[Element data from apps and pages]
§
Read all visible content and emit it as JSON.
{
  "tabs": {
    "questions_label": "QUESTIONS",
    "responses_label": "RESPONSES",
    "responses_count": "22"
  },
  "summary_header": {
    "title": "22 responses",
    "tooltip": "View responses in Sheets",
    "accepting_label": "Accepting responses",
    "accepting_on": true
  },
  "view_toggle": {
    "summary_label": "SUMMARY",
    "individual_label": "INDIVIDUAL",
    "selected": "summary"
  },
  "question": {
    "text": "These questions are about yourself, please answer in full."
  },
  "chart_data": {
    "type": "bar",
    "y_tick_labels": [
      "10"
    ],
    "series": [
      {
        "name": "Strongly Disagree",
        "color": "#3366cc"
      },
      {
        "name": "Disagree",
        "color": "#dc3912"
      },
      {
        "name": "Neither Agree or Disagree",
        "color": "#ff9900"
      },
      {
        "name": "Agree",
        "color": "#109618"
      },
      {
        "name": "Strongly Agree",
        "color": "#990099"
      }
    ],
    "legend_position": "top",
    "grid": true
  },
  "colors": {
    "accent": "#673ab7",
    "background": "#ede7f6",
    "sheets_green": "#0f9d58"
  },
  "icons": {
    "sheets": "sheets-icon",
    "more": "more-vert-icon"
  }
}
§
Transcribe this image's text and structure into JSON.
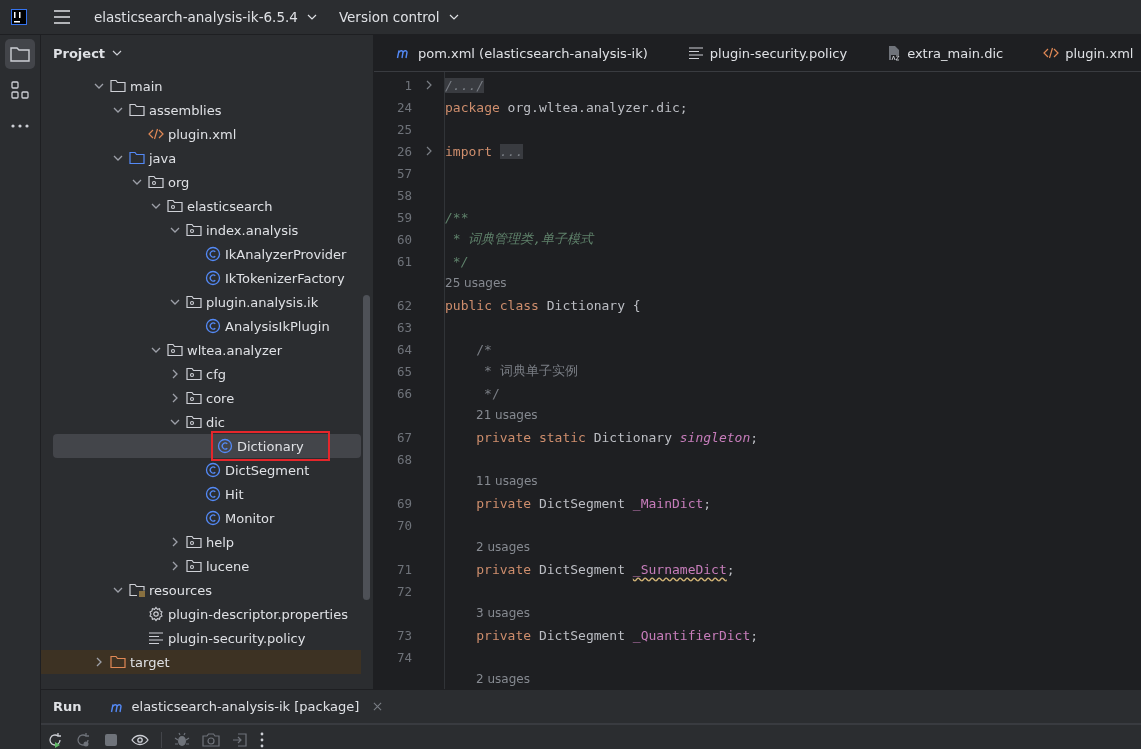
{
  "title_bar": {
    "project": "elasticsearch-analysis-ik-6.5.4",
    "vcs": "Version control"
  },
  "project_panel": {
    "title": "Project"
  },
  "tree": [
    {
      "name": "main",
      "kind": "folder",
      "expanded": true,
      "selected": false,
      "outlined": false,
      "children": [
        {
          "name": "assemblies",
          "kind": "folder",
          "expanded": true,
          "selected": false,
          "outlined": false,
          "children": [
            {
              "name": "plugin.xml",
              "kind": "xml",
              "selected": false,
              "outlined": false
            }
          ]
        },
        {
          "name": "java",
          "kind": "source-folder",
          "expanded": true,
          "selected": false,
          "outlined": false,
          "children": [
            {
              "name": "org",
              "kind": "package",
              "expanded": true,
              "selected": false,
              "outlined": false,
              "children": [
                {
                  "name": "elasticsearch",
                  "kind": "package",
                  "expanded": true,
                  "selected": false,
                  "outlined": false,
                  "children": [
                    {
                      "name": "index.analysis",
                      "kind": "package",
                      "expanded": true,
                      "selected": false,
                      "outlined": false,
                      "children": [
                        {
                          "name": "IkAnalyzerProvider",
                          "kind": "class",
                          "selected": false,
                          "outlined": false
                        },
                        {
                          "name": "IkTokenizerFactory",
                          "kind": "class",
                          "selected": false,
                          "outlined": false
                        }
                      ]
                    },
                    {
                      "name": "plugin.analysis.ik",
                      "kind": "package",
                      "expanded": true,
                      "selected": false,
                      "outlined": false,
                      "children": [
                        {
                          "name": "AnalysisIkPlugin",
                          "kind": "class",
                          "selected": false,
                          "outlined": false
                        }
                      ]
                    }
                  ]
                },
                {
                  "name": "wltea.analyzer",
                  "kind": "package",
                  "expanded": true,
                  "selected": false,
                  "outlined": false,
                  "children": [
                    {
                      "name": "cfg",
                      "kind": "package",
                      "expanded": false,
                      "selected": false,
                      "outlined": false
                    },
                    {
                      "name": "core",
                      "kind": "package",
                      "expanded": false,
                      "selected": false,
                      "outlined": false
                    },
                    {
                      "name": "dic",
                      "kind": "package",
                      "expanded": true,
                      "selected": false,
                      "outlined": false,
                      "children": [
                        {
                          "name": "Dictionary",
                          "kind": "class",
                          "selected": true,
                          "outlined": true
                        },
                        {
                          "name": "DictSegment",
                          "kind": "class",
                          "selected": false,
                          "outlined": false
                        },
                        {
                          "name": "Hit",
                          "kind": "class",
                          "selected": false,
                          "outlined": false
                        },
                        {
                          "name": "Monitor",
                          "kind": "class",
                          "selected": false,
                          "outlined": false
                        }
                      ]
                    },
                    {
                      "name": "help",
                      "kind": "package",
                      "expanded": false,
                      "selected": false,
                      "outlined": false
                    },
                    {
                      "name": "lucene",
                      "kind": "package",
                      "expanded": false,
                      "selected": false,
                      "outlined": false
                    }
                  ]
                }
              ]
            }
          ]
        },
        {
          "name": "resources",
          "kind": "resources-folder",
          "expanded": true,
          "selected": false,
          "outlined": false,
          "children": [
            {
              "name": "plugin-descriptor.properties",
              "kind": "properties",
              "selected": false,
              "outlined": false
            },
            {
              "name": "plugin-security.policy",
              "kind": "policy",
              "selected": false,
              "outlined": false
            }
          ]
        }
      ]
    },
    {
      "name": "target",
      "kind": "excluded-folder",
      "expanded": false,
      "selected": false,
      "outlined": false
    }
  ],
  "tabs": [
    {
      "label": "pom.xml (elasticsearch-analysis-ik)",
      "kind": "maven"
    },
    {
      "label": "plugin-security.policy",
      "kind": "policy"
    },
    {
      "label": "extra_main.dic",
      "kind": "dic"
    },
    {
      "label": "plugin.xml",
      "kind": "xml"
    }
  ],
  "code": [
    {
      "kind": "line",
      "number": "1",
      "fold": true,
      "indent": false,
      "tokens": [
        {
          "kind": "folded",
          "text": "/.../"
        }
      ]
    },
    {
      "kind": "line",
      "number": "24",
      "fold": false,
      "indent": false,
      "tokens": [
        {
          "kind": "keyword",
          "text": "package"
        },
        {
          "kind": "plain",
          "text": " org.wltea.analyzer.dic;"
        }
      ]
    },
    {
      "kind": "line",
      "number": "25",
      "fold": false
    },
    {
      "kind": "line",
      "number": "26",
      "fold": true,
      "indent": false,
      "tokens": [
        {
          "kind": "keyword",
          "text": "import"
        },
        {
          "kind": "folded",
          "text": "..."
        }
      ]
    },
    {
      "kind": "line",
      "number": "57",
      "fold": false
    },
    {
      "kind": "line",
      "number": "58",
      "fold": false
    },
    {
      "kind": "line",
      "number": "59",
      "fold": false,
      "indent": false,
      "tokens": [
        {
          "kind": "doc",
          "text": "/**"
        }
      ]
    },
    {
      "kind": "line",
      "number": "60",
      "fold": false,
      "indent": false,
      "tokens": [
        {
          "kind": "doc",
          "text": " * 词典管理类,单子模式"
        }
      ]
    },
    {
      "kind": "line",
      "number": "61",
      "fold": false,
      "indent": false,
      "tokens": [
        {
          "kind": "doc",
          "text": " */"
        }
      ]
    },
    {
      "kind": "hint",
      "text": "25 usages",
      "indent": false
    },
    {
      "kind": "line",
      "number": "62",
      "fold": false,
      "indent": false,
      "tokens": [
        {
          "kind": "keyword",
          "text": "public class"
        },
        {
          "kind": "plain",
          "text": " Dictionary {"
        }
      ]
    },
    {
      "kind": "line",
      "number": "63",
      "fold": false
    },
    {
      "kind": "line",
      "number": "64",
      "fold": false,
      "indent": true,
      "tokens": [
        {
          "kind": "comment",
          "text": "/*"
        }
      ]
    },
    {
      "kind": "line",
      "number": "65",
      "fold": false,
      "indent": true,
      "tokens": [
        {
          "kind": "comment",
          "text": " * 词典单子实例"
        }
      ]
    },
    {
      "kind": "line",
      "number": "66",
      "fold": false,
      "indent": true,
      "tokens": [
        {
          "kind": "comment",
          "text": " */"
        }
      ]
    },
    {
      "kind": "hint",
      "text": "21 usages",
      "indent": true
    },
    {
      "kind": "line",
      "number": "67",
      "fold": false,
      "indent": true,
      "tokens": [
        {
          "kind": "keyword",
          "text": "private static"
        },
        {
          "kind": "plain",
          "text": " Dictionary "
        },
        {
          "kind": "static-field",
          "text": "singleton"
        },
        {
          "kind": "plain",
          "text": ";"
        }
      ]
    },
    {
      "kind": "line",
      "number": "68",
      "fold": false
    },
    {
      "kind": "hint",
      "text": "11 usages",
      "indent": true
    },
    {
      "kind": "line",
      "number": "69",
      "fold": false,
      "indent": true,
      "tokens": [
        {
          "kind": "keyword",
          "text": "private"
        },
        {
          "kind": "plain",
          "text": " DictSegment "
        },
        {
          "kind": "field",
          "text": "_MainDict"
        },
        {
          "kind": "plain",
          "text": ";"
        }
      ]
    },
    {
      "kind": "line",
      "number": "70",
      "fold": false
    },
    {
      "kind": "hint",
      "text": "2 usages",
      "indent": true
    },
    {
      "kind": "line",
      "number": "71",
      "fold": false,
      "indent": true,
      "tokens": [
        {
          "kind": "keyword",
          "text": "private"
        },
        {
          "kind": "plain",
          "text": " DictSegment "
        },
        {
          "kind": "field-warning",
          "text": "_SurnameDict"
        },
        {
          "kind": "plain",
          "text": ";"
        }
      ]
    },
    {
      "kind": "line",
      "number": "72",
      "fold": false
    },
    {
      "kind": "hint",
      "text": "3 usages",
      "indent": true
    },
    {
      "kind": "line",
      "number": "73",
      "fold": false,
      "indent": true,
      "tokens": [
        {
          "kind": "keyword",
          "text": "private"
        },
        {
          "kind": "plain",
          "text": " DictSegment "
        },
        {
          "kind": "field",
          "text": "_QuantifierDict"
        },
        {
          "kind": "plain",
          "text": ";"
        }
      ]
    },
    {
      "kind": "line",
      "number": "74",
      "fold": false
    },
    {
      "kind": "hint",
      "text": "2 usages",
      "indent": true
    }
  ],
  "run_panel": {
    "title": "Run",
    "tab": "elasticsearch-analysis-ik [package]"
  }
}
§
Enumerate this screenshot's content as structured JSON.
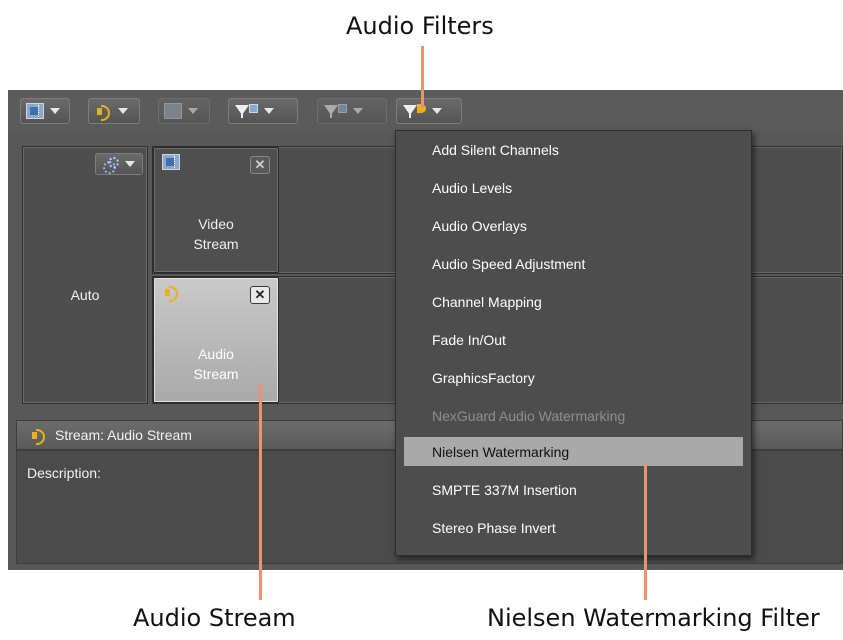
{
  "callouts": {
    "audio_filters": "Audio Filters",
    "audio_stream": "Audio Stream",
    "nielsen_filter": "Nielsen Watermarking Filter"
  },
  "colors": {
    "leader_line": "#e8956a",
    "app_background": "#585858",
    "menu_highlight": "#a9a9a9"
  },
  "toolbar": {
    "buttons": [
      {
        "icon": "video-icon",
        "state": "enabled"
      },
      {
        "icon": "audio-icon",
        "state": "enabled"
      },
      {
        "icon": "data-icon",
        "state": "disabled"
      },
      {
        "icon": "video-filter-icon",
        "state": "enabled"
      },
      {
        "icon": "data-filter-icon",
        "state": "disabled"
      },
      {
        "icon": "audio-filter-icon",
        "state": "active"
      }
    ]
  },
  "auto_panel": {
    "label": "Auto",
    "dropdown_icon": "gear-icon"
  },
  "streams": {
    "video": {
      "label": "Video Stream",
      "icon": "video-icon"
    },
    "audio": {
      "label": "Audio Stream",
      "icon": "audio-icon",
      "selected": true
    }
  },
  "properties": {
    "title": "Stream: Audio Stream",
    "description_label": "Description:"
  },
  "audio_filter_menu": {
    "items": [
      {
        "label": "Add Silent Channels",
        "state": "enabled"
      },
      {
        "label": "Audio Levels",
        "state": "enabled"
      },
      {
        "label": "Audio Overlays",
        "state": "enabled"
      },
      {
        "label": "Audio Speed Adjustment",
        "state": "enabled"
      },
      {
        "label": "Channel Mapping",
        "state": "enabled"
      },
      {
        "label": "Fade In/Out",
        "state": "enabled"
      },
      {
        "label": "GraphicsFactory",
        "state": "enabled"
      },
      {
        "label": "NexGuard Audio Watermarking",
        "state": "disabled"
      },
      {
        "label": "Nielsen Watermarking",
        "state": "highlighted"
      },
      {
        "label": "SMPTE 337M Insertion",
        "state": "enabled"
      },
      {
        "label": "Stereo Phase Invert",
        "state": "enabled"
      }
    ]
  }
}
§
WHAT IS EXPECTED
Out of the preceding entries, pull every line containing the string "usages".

SOLVED EXERCISE
      "text": "25 usages",
      "text": "21 usages",
      "text": "11 usages",
      "text": "2 usages",
      "text": "3 usages",
      "text": "2 usages",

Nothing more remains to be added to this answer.